The British luxury marque made the public debut of the Rolls-Royce Sweptail at the Concorso d’Eleganza at Villa d’Este on Lake Como, Italy on Saturday, May 27, 2017. The Sweptail is carved on the aluminium spaceframe of the Phantom VII Coupé, which went out of production in November 2016. It is likely to be powered by the same 6.75-litre V12 engine as the Phantom Coupé.
Rolls-Royce highlights that the Sweptail’s owner wanted to reincarnate the coachbuilt Rolls-Royces of the 1920s and 1930s with sweeping rooflines, of which he owns many. He also has an inclination towards several classic and modern yachts. And as you would have guessed, the silhouette of the Sweptail is an amalgamation of the two!
The face of the Sweptail is reminiscent of the pre-facelift Phantom Coupé with circular headlights with a separate rectangular daytime running LEDs. Rolls-Royce’s Pantheon grille in the Sweptail is the largest compared to any modern era RR. Its front fascia is engulfed in a frame made out of brushed aluminium, which really sets it apart from its donor car and gives it a distinctive character.
As we move away from the front, its yacht-inspired silhouette becomes evident. The roofline tapering towards the centre line of the car is in stark contrast with the front. It has a sweeping lower bumper. In fact, the entire lower section wraps under the car with no visible boundary to the surfaces, just like the hull of a yacht.

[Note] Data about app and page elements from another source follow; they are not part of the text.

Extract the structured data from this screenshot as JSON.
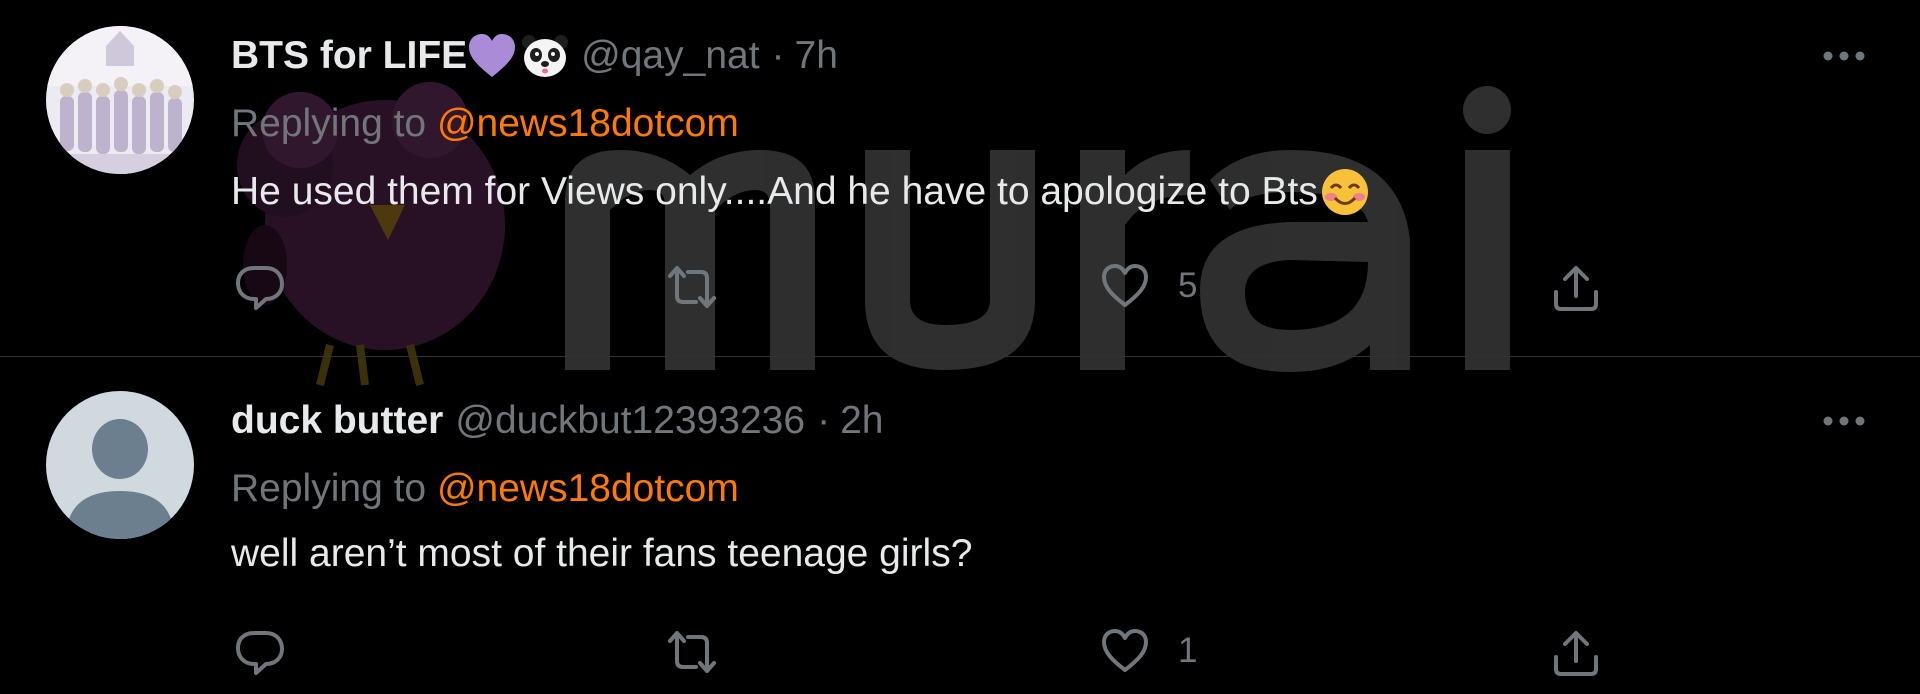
{
  "watermark": {
    "text": "murai"
  },
  "tweets": [
    {
      "display_name": "BTS for LIFE",
      "name_emojis": [
        "purple-heart",
        "panda-face"
      ],
      "handle": "@qay_nat",
      "separator": "·",
      "time": "7h",
      "replying_prefix": "Replying to ",
      "replying_to": "@news18dotcom",
      "text": "He used them for Views only....And he have to apologize to Bts",
      "text_emoji": "smiling-face-with-blush",
      "reply_count": "",
      "retweet_count": "",
      "like_count": "5"
    },
    {
      "display_name": "duck butter",
      "name_emojis": [],
      "handle": "@duckbut12393236",
      "separator": "·",
      "time": "2h",
      "replying_prefix": "Replying to ",
      "replying_to": "@news18dotcom",
      "text": "well aren’t most of their fans teenage girls?",
      "text_emoji": "",
      "reply_count": "",
      "retweet_count": "",
      "like_count": "1"
    }
  ],
  "colors": {
    "background": "#000000",
    "text_primary": "#e7e9ea",
    "text_secondary": "#71767b",
    "mention": "#ff7a00",
    "divider": "#2f3336"
  },
  "icons": {
    "reply": "reply-icon",
    "retweet": "retweet-icon",
    "like": "like-icon",
    "share": "share-icon",
    "more": "more-icon"
  }
}
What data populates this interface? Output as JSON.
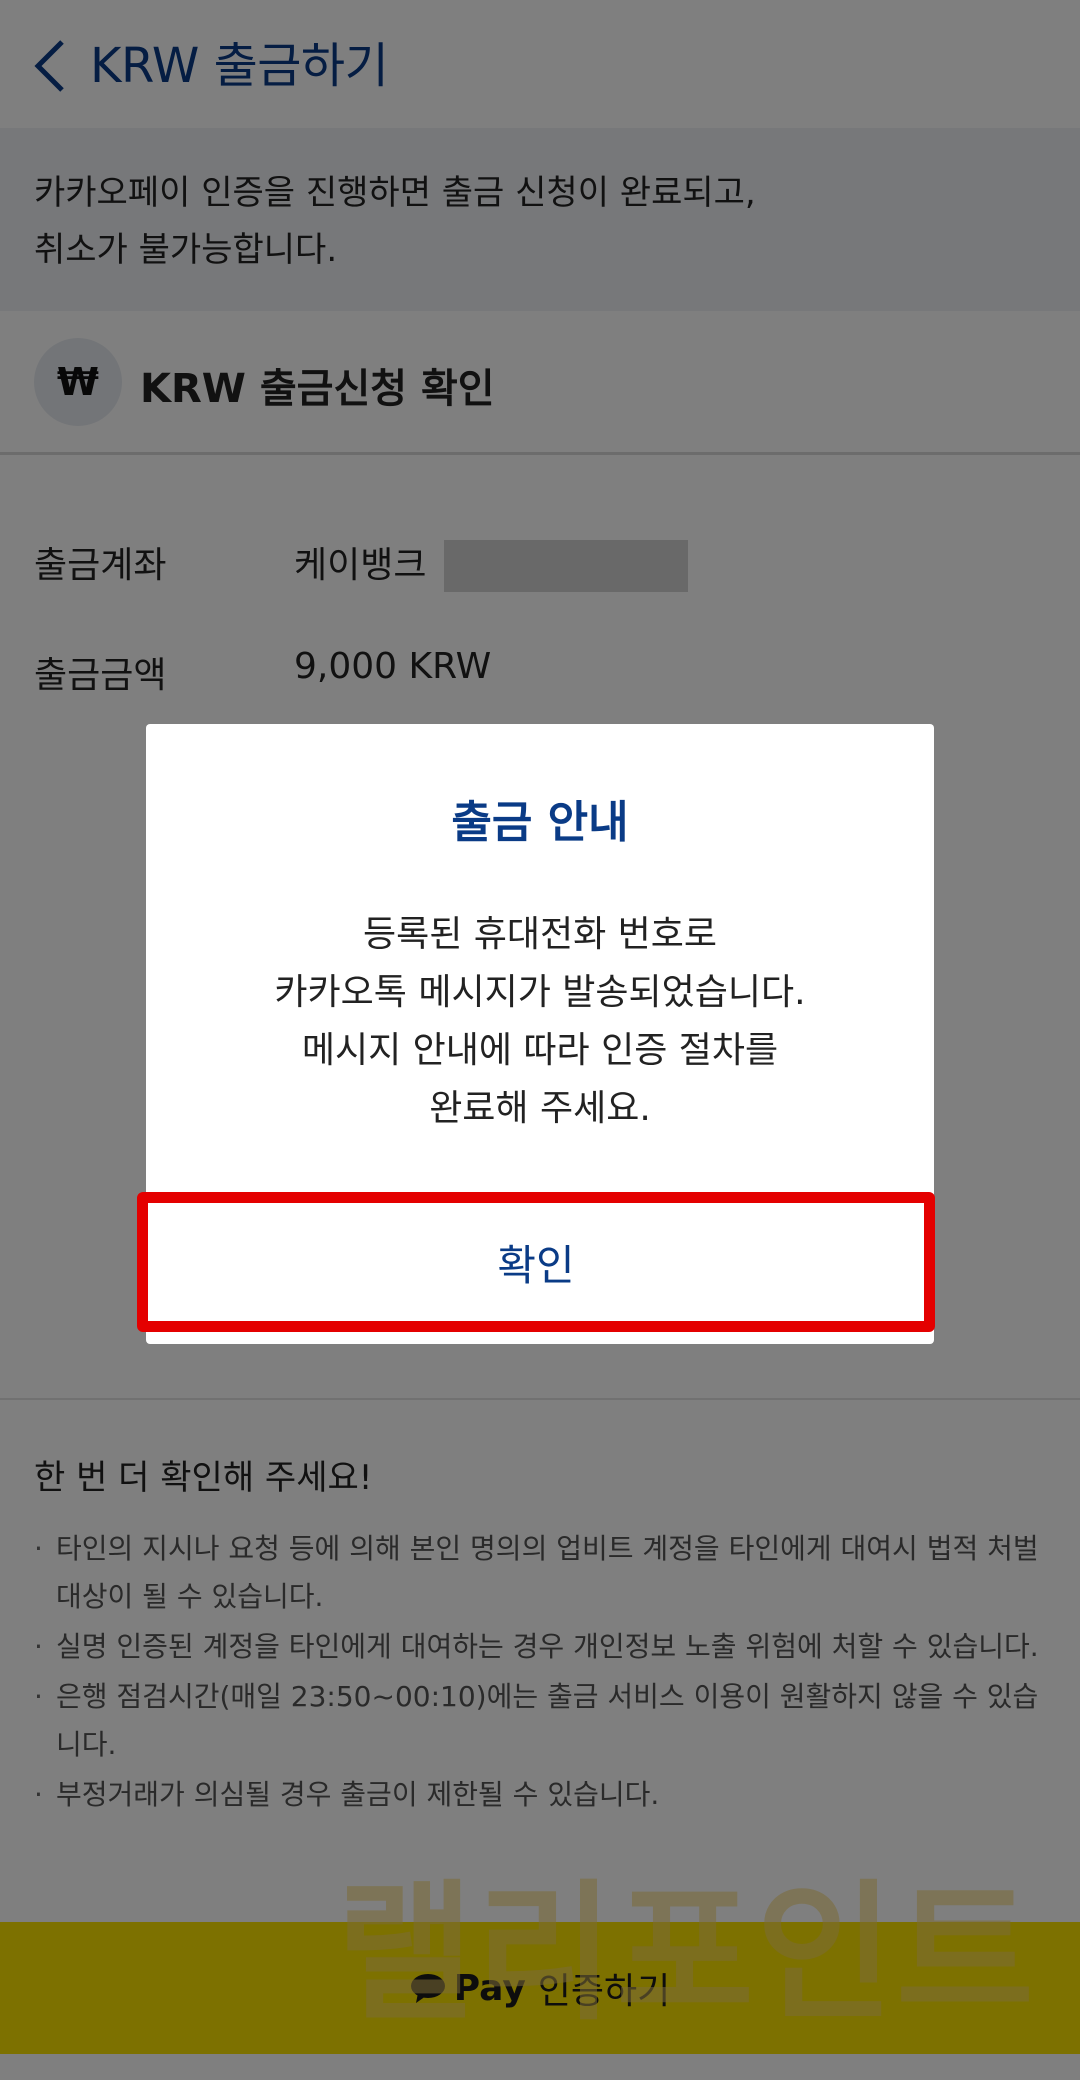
{
  "header": {
    "back_icon": "chevron-left-icon",
    "title": "KRW 출금하기"
  },
  "notice": {
    "line1": "카카오페이 인증을 진행하면 출금 신청이 완료되고,",
    "line2": "취소가 불가능합니다."
  },
  "section": {
    "icon_symbol": "₩",
    "title": "KRW 출금신청 확인"
  },
  "details": {
    "account_label": "출금계좌",
    "account_value": "케이뱅크",
    "amount_label": "출금금액",
    "amount_value": "9,000 KRW"
  },
  "caution": {
    "title": "한 번 더 확인해 주세요!",
    "items": [
      "타인의 지시나 요청 등에 의해 본인 명의의 업비트 계정을 타인에게 대여시 법적 처벌 대상이 될 수 있습니다.",
      "실명 인증된 계정을 타인에게 대여하는 경우 개인정보 노출 위험에 처할 수 있습니다.",
      "은행 점검시간(매일 23:50~00:10)에는 출금 서비스 이용이 원활하지 않을 수 있습니다.",
      "부정거래가 의심될 경우 출금이 제한될 수 있습니다."
    ]
  },
  "kakao": {
    "pay_label": "Pay",
    "action_label": "인증하기",
    "color": "#fbe200"
  },
  "watermark": "랠리포인트",
  "dialog": {
    "title": "출금 안내",
    "line1": "등록된 휴대전화 번호로",
    "line2": "카카오톡 메시지가 발송되었습니다.",
    "line3": "메시지 안내에 따라 인증 절차를",
    "line4": "완료해 주세요.",
    "confirm_label": "확인"
  },
  "colors": {
    "accent": "#0a3b86",
    "highlight": "#e40000"
  }
}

As demanded by its owner, the entire roof of the Sweptail is made up of a gigantic panoramic sunroof. The behemoth glass on the roof is framed by polished aluminium rails and lets natural light illuminate the cabin. Its flamboyance trickles down to even the minutest detail. For instance, its registration number ‘08’ has been milled from solid aluminium and hand polished later.
Though the cabin looks similar to the Phantom Coupé, the Sweptail certainly flaunts a minimalistic layout that Rolls-Royce has ever pulled off in a production-spec vehicle. The cabin has a classic two-seat GT configuration. The hand-formed elements – with some of the ‘most beautiful natural materials’ in the world – of its cabin are selected by its owner. In place of the rear seats, the Sweptail boasts a vast expanse of wood creating a mid-shelf with an illuminated glass lip, and a hat shelf. The ‘highly polished’ hat features luggage rails as well.
To take the cabin experience a notch further, Rolls-Royce incorporated a one-off chiller in its centre console, which, at the touch of a button, will dispense a bottle of the client’s favourite vintage champagne – from the year of his birth – and two crystal champagne flutes. Rolls-Royce has also designed two bespoke attaché cases, which are concealed in the outboard walls on either side (check out the video below). The hand-constructed attaché case is designed to keep his laptop, made with carbon fibre, wrapped in interior-matching leather with machined aluminium and titanium clasps and locks. That really is something!